Suprise. I don’t have a Computer Science degree. I’ve been working for over 12 years on the web now and it hasn’t slowed me down much. When I was applying to college, I applied for CompSci, but by the time I was actually ready to go, I had become disheartened by it – 20% because I’m much better at general problem solving then hardcore math and 80% because I didn’t really like the people (no offense). I ended up getting a degree in Art History, something I’m proud of, but hasn’t exactly helped me with a career. Obviously, I got back in to web development.
Now, as I get deeper and deeper into more extreme development scenarios and harder problems, I’m wishing I could learn more about the actual field of Computer Science. The fact is, as much as you might think your problem/challenge is unique, someone has solved it before, and probably written about it, too.
So in a effort to gain knowledge, I decided to tap some of the smartest people I know – nyc.rb Not only did they return with a ton of great links and ideas, but also in talking to Luke at last weeks meetup, I found a kindred spirit and hopefully were going to do some sort of study group hack sessions in the future.
I’ve compiled all the books and other resources they suggested below. Thanks to Mike Dalessio, Paul Dix, Jonathan Katz, Ben Stein, Pat Nakajima, Anton Maximov, and the rest of nyc.rb.
AMZ = Amazon
WIKI = Wikipedia
PDF = duh
WWW = home page
Note: I also found if you’re interested in purchasing these books, straying from amazon and looking at some of the used university book sites as they generally have better prices
Introduction to the Theory of Computation, Michael Sipser AMZ
Machine Learning, Thomas Mitchell AMZ
Programming Languages: Principles and Paradigms, Allen B. Tucker AMZ
Introduction to Algorithms, Thomas Cormen (et. all) AMZ
Algorithms in C++, Parts 1-4, Robert Sedgewick AMZ
The Algorithm Design Manual, Steven S. Skiena AMZ
Linear Algebra and Its Applications, David C. Lay AMZ
Introduction to Mathematical Statistics and Its Applications, Richard J. Larsen AMZ
First Course in Probability, Sheldon Ross AMZ
A number of universities (including MIT) have put up audio and video for entire courses that can be downloaded through iTunes.
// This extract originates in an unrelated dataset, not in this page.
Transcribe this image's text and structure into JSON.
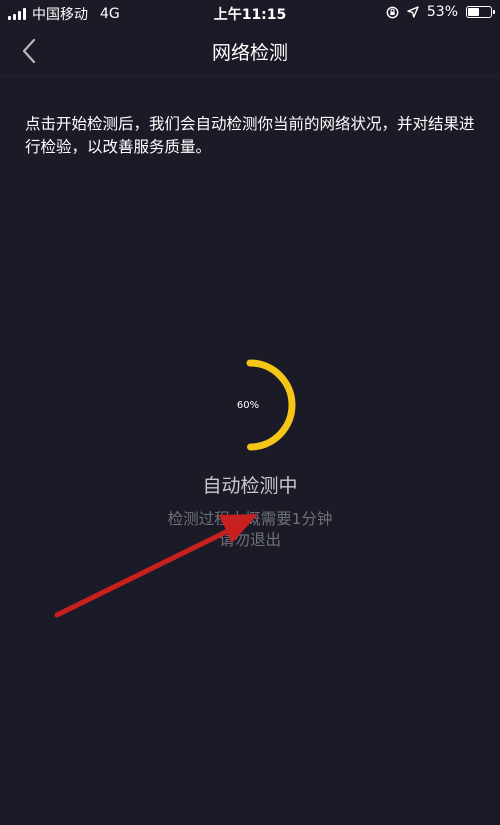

MIT specifically has a number of classes on Algorithms and engineering tought by some of the authors above.